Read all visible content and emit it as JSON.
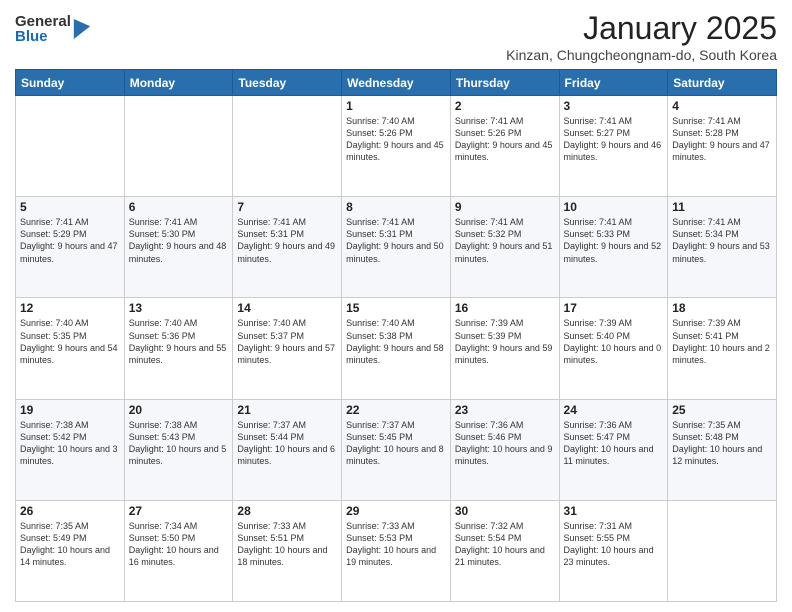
{
  "logo": {
    "general": "General",
    "blue": "Blue"
  },
  "title": "January 2025",
  "location": "Kinzan, Chungcheongnam-do, South Korea",
  "weekdays": [
    "Sunday",
    "Monday",
    "Tuesday",
    "Wednesday",
    "Thursday",
    "Friday",
    "Saturday"
  ],
  "weeks": [
    [
      {
        "day": "",
        "info": ""
      },
      {
        "day": "",
        "info": ""
      },
      {
        "day": "",
        "info": ""
      },
      {
        "day": "1",
        "info": "Sunrise: 7:40 AM\nSunset: 5:26 PM\nDaylight: 9 hours and 45 minutes."
      },
      {
        "day": "2",
        "info": "Sunrise: 7:41 AM\nSunset: 5:26 PM\nDaylight: 9 hours and 45 minutes."
      },
      {
        "day": "3",
        "info": "Sunrise: 7:41 AM\nSunset: 5:27 PM\nDaylight: 9 hours and 46 minutes."
      },
      {
        "day": "4",
        "info": "Sunrise: 7:41 AM\nSunset: 5:28 PM\nDaylight: 9 hours and 47 minutes."
      }
    ],
    [
      {
        "day": "5",
        "info": "Sunrise: 7:41 AM\nSunset: 5:29 PM\nDaylight: 9 hours and 47 minutes."
      },
      {
        "day": "6",
        "info": "Sunrise: 7:41 AM\nSunset: 5:30 PM\nDaylight: 9 hours and 48 minutes."
      },
      {
        "day": "7",
        "info": "Sunrise: 7:41 AM\nSunset: 5:31 PM\nDaylight: 9 hours and 49 minutes."
      },
      {
        "day": "8",
        "info": "Sunrise: 7:41 AM\nSunset: 5:31 PM\nDaylight: 9 hours and 50 minutes."
      },
      {
        "day": "9",
        "info": "Sunrise: 7:41 AM\nSunset: 5:32 PM\nDaylight: 9 hours and 51 minutes."
      },
      {
        "day": "10",
        "info": "Sunrise: 7:41 AM\nSunset: 5:33 PM\nDaylight: 9 hours and 52 minutes."
      },
      {
        "day": "11",
        "info": "Sunrise: 7:41 AM\nSunset: 5:34 PM\nDaylight: 9 hours and 53 minutes."
      }
    ],
    [
      {
        "day": "12",
        "info": "Sunrise: 7:40 AM\nSunset: 5:35 PM\nDaylight: 9 hours and 54 minutes."
      },
      {
        "day": "13",
        "info": "Sunrise: 7:40 AM\nSunset: 5:36 PM\nDaylight: 9 hours and 55 minutes."
      },
      {
        "day": "14",
        "info": "Sunrise: 7:40 AM\nSunset: 5:37 PM\nDaylight: 9 hours and 57 minutes."
      },
      {
        "day": "15",
        "info": "Sunrise: 7:40 AM\nSunset: 5:38 PM\nDaylight: 9 hours and 58 minutes."
      },
      {
        "day": "16",
        "info": "Sunrise: 7:39 AM\nSunset: 5:39 PM\nDaylight: 9 hours and 59 minutes."
      },
      {
        "day": "17",
        "info": "Sunrise: 7:39 AM\nSunset: 5:40 PM\nDaylight: 10 hours and 0 minutes."
      },
      {
        "day": "18",
        "info": "Sunrise: 7:39 AM\nSunset: 5:41 PM\nDaylight: 10 hours and 2 minutes."
      }
    ],
    [
      {
        "day": "19",
        "info": "Sunrise: 7:38 AM\nSunset: 5:42 PM\nDaylight: 10 hours and 3 minutes."
      },
      {
        "day": "20",
        "info": "Sunrise: 7:38 AM\nSunset: 5:43 PM\nDaylight: 10 hours and 5 minutes."
      },
      {
        "day": "21",
        "info": "Sunrise: 7:37 AM\nSunset: 5:44 PM\nDaylight: 10 hours and 6 minutes."
      },
      {
        "day": "22",
        "info": "Sunrise: 7:37 AM\nSunset: 5:45 PM\nDaylight: 10 hours and 8 minutes."
      },
      {
        "day": "23",
        "info": "Sunrise: 7:36 AM\nSunset: 5:46 PM\nDaylight: 10 hours and 9 minutes."
      },
      {
        "day": "24",
        "info": "Sunrise: 7:36 AM\nSunset: 5:47 PM\nDaylight: 10 hours and 11 minutes."
      },
      {
        "day": "25",
        "info": "Sunrise: 7:35 AM\nSunset: 5:48 PM\nDaylight: 10 hours and 12 minutes."
      }
    ],
    [
      {
        "day": "26",
        "info": "Sunrise: 7:35 AM\nSunset: 5:49 PM\nDaylight: 10 hours and 14 minutes."
      },
      {
        "day": "27",
        "info": "Sunrise: 7:34 AM\nSunset: 5:50 PM\nDaylight: 10 hours and 16 minutes."
      },
      {
        "day": "28",
        "info": "Sunrise: 7:33 AM\nSunset: 5:51 PM\nDaylight: 10 hours and 18 minutes."
      },
      {
        "day": "29",
        "info": "Sunrise: 7:33 AM\nSunset: 5:53 PM\nDaylight: 10 hours and 19 minutes."
      },
      {
        "day": "30",
        "info": "Sunrise: 7:32 AM\nSunset: 5:54 PM\nDaylight: 10 hours and 21 minutes."
      },
      {
        "day": "31",
        "info": "Sunrise: 7:31 AM\nSunset: 5:55 PM\nDaylight: 10 hours and 23 minutes."
      },
      {
        "day": "",
        "info": ""
      }
    ]
  ]
}
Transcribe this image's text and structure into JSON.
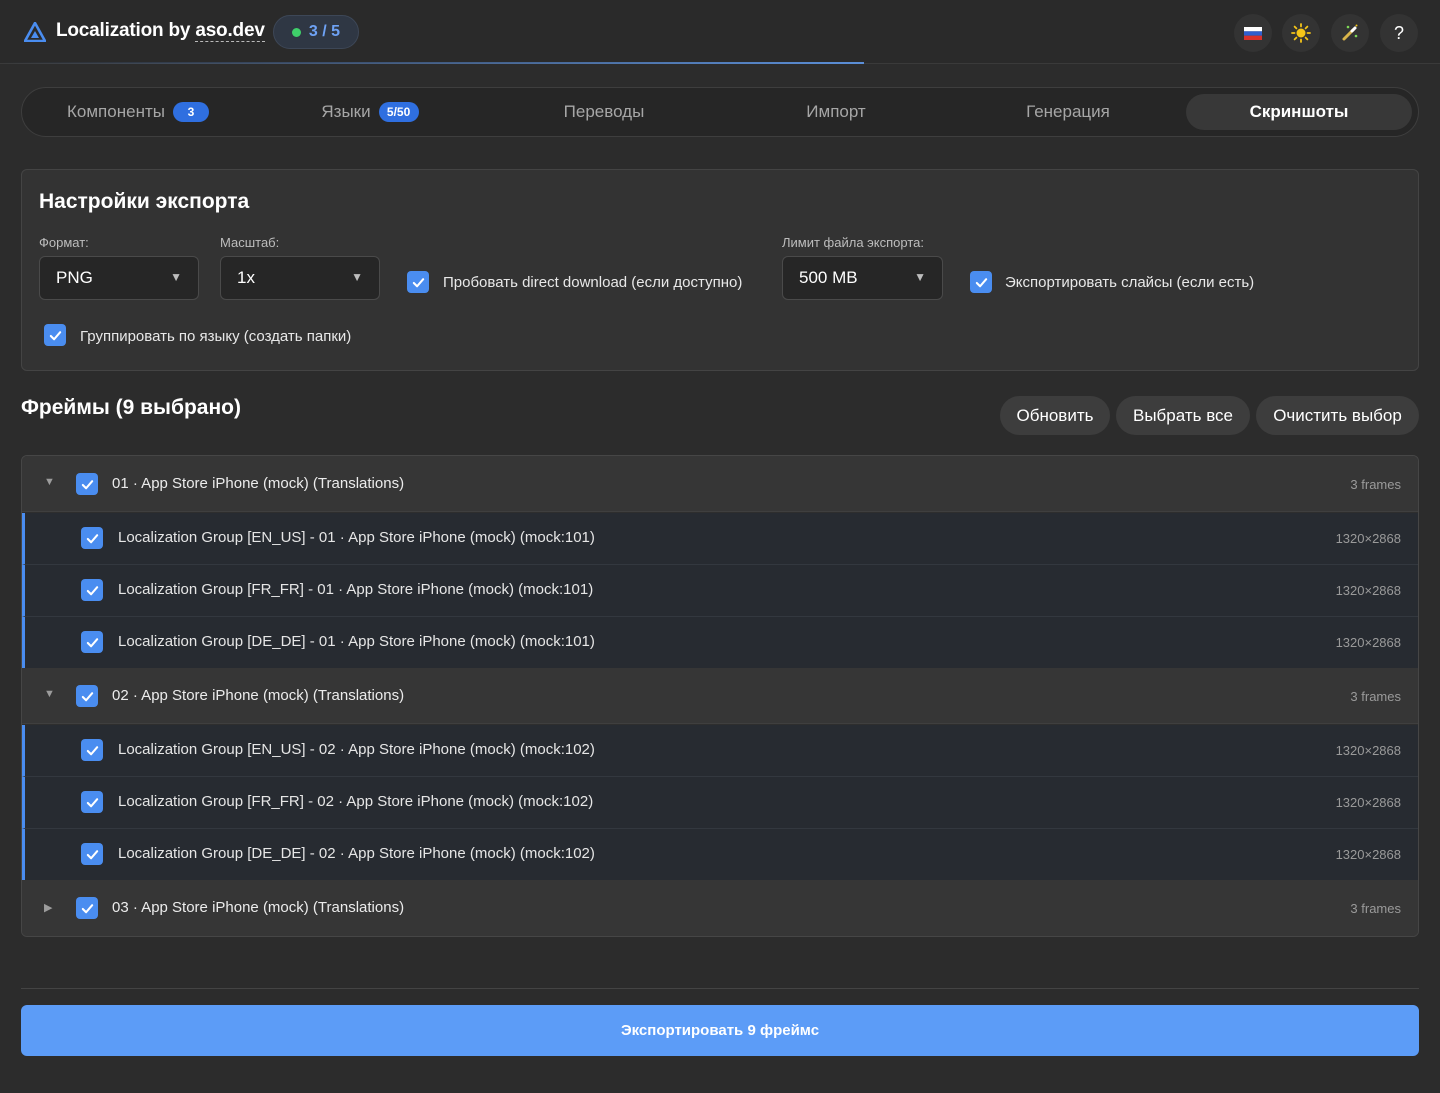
{
  "header": {
    "title_prefix": "Localization by ",
    "title_brand": "aso.dev",
    "step": "3 / 5",
    "icons": {
      "flag": "russia-flag-icon",
      "theme": "sun-icon",
      "tool": "magic-wand-icon",
      "help": "?"
    },
    "colors": {
      "accent": "#4a8df0",
      "status_dot": "#3fcf6a"
    }
  },
  "tabs": [
    {
      "label": "Компоненты",
      "badge": "3"
    },
    {
      "label": "Языки",
      "badge": "5/50"
    },
    {
      "label": "Переводы",
      "badge": ""
    },
    {
      "label": "Импорт",
      "badge": ""
    },
    {
      "label": "Генерация",
      "badge": ""
    },
    {
      "label": "Скриншоты",
      "badge": "",
      "active": true
    }
  ],
  "settings": {
    "title": "Настройки экспорта",
    "format": {
      "label": "Формат:",
      "value": "PNG"
    },
    "scale": {
      "label": "Масштаб:",
      "value": "1x"
    },
    "direct_download": {
      "label": "Пробовать direct download (если доступно)",
      "checked": true
    },
    "limit": {
      "label": "Лимит файла экспорта:",
      "value": "500 MB"
    },
    "export_slices": {
      "label": "Экспортировать слайсы (если есть)",
      "checked": true
    },
    "group_by_lang": {
      "label": "Группировать по языку (создать папки)",
      "checked": true
    }
  },
  "frames_header": {
    "title": "Фреймы (9 выбрано)",
    "refresh": "Обновить",
    "select_all": "Выбрать все",
    "clear": "Очистить выбор"
  },
  "groups": [
    {
      "label": "01 · App Store iPhone (mock) (Translations)",
      "count": "3 frames",
      "expanded": true,
      "frames": [
        {
          "label": "Localization Group [EN_US] - 01 · App Store iPhone (mock) (mock:101)",
          "size": "1320×2868"
        },
        {
          "label": "Localization Group [FR_FR] - 01 · App Store iPhone (mock) (mock:101)",
          "size": "1320×2868"
        },
        {
          "label": "Localization Group [DE_DE] - 01 · App Store iPhone (mock) (mock:101)",
          "size": "1320×2868"
        }
      ]
    },
    {
      "label": "02 · App Store iPhone (mock) (Translations)",
      "count": "3 frames",
      "expanded": true,
      "frames": [
        {
          "label": "Localization Group [EN_US] - 02 · App Store iPhone (mock) (mock:102)",
          "size": "1320×2868"
        },
        {
          "label": "Localization Group [FR_FR] - 02 · App Store iPhone (mock) (mock:102)",
          "size": "1320×2868"
        },
        {
          "label": "Localization Group [DE_DE] - 02 · App Store iPhone (mock) (mock:102)",
          "size": "1320×2868"
        }
      ]
    },
    {
      "label": "03 · App Store iPhone (mock) (Translations)",
      "count": "3 frames",
      "expanded": false,
      "frames": []
    }
  ],
  "footer": {
    "export_label": "Экспортировать 9 фреймс"
  }
}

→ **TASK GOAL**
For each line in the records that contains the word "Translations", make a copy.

→ **YOUR RESPONSE**
      "label": "01 · App Store iPhone (mock) (Translations)",
      "label": "02 · App Store iPhone (mock) (Translations)",
      "label": "03 · App Store iPhone (mock) (Translations)",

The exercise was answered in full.